Sure capital is at risk with all of these in the short term but if you take a 10 year view even if there is a crash you should be better off than if all your money was in a safe place earning 1.5%







King Lodos
Posted: 16 May 2018 17:09:36(UTC)
#9

Joined: 05/01/2016(UTC)
Posts: 3,051

Thanks: 722 times
Was thanked: 4775 time(s) in 1852 post(s)
You can see here – these are real returns – bonds in the 1940s were more expensive than today (just).

But returns kept pace with inflation reasonably, long-term, because the response to higher inflation is usually to raise rates .. And of course shorter duration bonds held up better, because you could keep buying issues at better yields .. So perhaps a ladder of 3-5 year bonds once/if they offer better value than NS&I.

P2P lending (RateSetter's the only one I still invest in) has been a good diversifier, with >5% yields and no lost capital so far .. But it's a bit of a concern when RateSetter itself is having to bail out bad loans .. If they can't make money, at some point that's going to be a problem .. I used to have 10% in P2P, now it's closer to 5%

https://www.wealthresearchgroup.com/wp-content/uploads/2017/10/image1-17.png
2 users thanked King Lodos for this post.
Robin Stone on 16/05/2018(UTC), martin b. on 16/05/2018(UTC)
Coste
Posted: 17 May 2018 20:07:43(UTC)
#10

Joined: 12/05/2018(UTC)
Posts: 2


Hi

thanks for the replies so far, I am 52 with most of my investments in equities of some type.

My DB deferred pensions don't start until I am 60 and 65.

I want to safeguard some of the money in my SIPP so I can look to retire if I wish at 55. I do have a flat that I purchased a few years ago with an overdraft from my offset mortgage which requires paying off in full this September, taking all my current savings.
Mr Helpful
Posted: 18 May 2018 09:52:31(UTC)
#11

Joined: 04/11/2016(UTC)
Posts: 680

Thanks: 765 times
Was thanked: 912 time(s) in 426 post(s)
Coste;62177 wrote:
I have a variety of investments for my retirement in a few years.
I want to transfer some of my investment trust money say £100k into a safe investment, so I can start to draw down once I reach 55.
I would like it to match inflation but don't want any of the capital to be at risk.

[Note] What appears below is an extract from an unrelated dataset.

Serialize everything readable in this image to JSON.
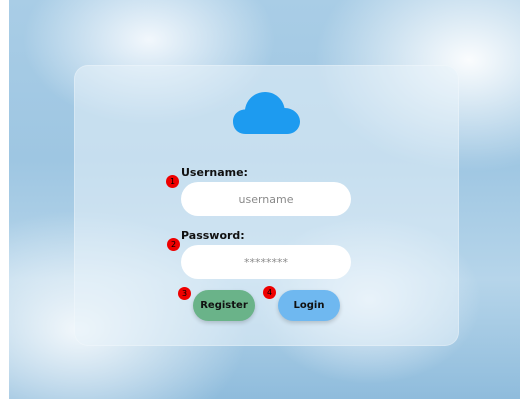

I am 52 with most of my investments in equities of some type.
My DB deferred pensions don't start until I am 60 and 65.
I want to safeguard some of the money in my SIPP so I can look to retire if I wish at 55. I do have a flat that I purchased a few years ago with an overdraft from my offset mortgage which requires paying off in full this September, taking all my current savings.

Unless put into Cash, capital as observed is always at risk.
Even Cash is subject to inflation risk.
Have put two posts together, to think about the dilemma.

Like the flat; a stable source of inflation linked (real or imputed) income.
Capital value will of course fluctuate but hopefully grow in the very long-term.

For the liquid assets, tradition has it that to achieve a 'well balanced porfolio'; Stocks are counter-balanced with Bonds (maybe Short Duration) and/or Cash. But with bond yields and interest rates on the floor, these do not match inflation, so become wasting assets steadily losing purchasing power. But this may be a price you are prepared to pay, as capital drawn down, for peace of mind?

Investors looking for a counter-balance offering a +ve real yield, have turned increasingly to 'Alternatives' as defensive instruments, including :-
+ Commercial Property
+ Renewables
+ Infrastructure

Unfortunately they are not guaranteed low volatility (one dubious definition of risk), but they are less than perfectly correlated with the main Stock Indices, which makes them interesting from a portfoliio construction perspective; but doesn't really help the drawdown idea over those intervening years?

Sorry, no easy answers.
+ Reply to discussion

Markets

Other markets